The appellants applied for leave to remain on human rights (article 8) grounds on 7 March 2019. The respondent refused the applications by a decision dated 17 September 2019. The appellants exercised their statutory right of appeal.
A section 120 'statement of additional grounds' was filed and served in July 2021 with the appellants relying upon their two youngest children having completed 7 years continuous residence in this country.
On 9 August 2021, some two days before the listed hearing date, the respondent filed a position statement dated the same day and authored by Mr. Kotas. The following was observed:
'2. By way of letter dated 15 July 2021, the appellants in response to the Section 120 Notice served by the respondent in the these cases seek to raise additional grounds of appeal, namely that the appellants' two youngest children are now 'qualifying children' and that it would not be reasonable to expect them to leave the United Kingdom by reference to 117B(6) of the NIAA 2002.
3. Firstly, the respondent does consent to this new matter being considered by the Tribunal - Hydar (s. 120 response, s. 85 "new matter", Birch)  UKUT 176 (IAC) (18 June 2021) refers.

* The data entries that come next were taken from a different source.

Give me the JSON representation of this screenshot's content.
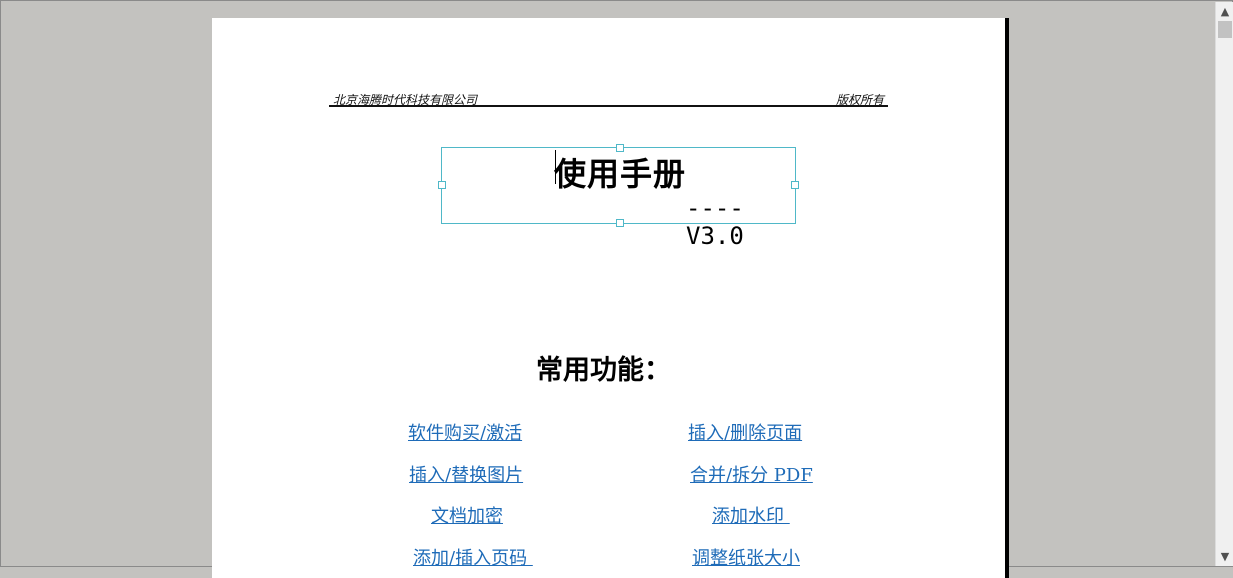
{
  "header": {
    "company": "北京海腾时代科技有限公司",
    "rights": "版权所有"
  },
  "title": {
    "main": "使用手册",
    "version": "----V3.0"
  },
  "features": {
    "heading": "常用功能：",
    "links": [
      "软件购买/激活",
      "插入/删除页面",
      "插入/替换图片",
      "合并/拆分 PDF",
      "文档加密",
      "添加水印 ",
      "添加/插入页码 ",
      "调整纸张大小"
    ]
  },
  "scrollbar": {
    "up_icon": "chevron-up-icon",
    "down_icon": "chevron-down-icon"
  },
  "colors": {
    "link": "#1e6bb8",
    "selection": "#4fb8c8",
    "background": "#c3c2bf"
  }
}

4. Secondly, as to the substantive merits of the argument, the Upper Tribunal will be well familiar with the authorities on this issue so these will not be rehearsed here. In terms of the public interest considerations the SSHD accepts the appellants and their dependants are able to speak English and are financially independent. She further accepts the appellants and their children appear to have a good immigration history overall. The respondent, mindful as she is of the strong public interest in immigration control, nevertheless accepts that in all the circumstances it would not be reasonable for the appellants' daughter Joan to leave the United Kingdom. She has now spent 8 years in the United Kingdom, has been performing well academically and is now at a critical stage of her education and of her personal development and as such it remains in her best interests to remain in the United Kingdom which is a primary consideration. Theoretically she could of course resume her studies in Nigeria, nevertheless, having regard to all the circumstances in this case, the respondent accepts her removal from the United Kingdom would not be reasonable.

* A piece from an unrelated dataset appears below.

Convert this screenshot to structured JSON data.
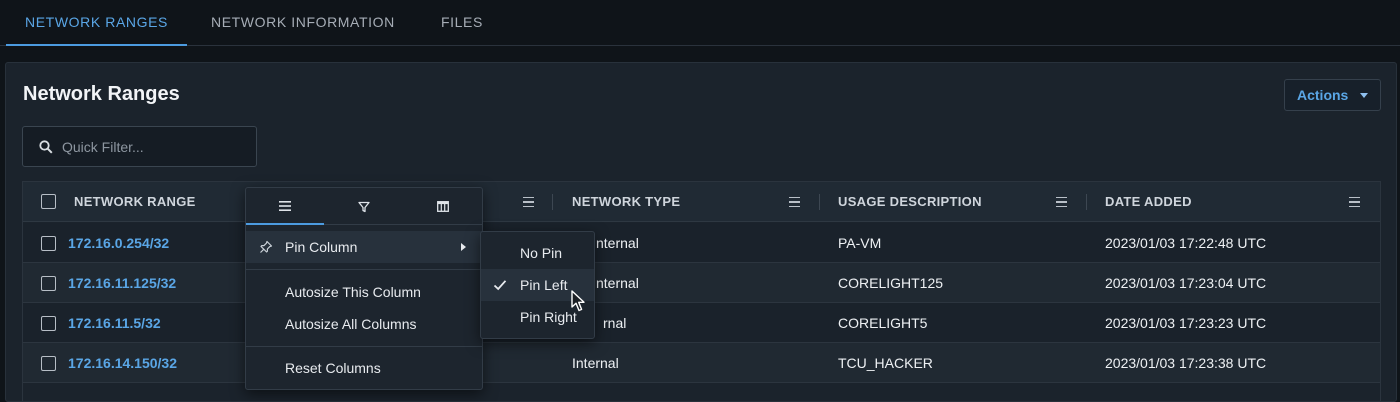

5. Separating any of the family appears to be neither in the bests interest of Joan and Michael nor a realistic proposition given the relative ages of all the children and their current educational situation and dependency on their parents. The respondent therefore accepts it inexorably follows the whole family should be granted leave to remain in the United Kingdom.
6. Accordingly, in light of the above, the respondent makes no further specific submission in relation to the issue of the appellants' other qualifying child - Michael John - and whether or not it would be reasonable for him to leave the United Kingdom.'
Mr. Karim confirmed on instruction that the appellants were content to accept that their appeal was successful on article 8 grounds in light of the respondent's concession.
I record Mr. Kotas' assurance on behalf of the respondent that the appellants and their four children will be granted leave to remain. I observe that the mechanics of such grants are a matter for the respondent and not this Tribunal.
I take this opportunity to thank both Mr. Kotas and Mr. Karim for the help they provided during the course of the hearing.
Notice of Decision
The decision of the First-tier Tribunal involved the making of a material error on a point of law and was set aside pursuant to section 12(2)(a) of the Tribunals, Courts and Enforcement Act 2007.
The decision is remade.
The appellant's appeals are allowed on human rights (article 8) grounds.
Signed: D O'Callaghan
Upper Tribunal Judge O'Callaghan
Date: 11 August 2021
TO THE RESPONDENT
Fees were paid by both appellants.
The appellants were successful consequent to the serving of a section 120 notice in July 2021. In the circumstances, the respondent acted reasonably when making her decision in September 2021 and so no fee award is made.
Signed: D O'Callaghan
Upper Tribunal Judge O'Callaghan
Dated: 11 August 2021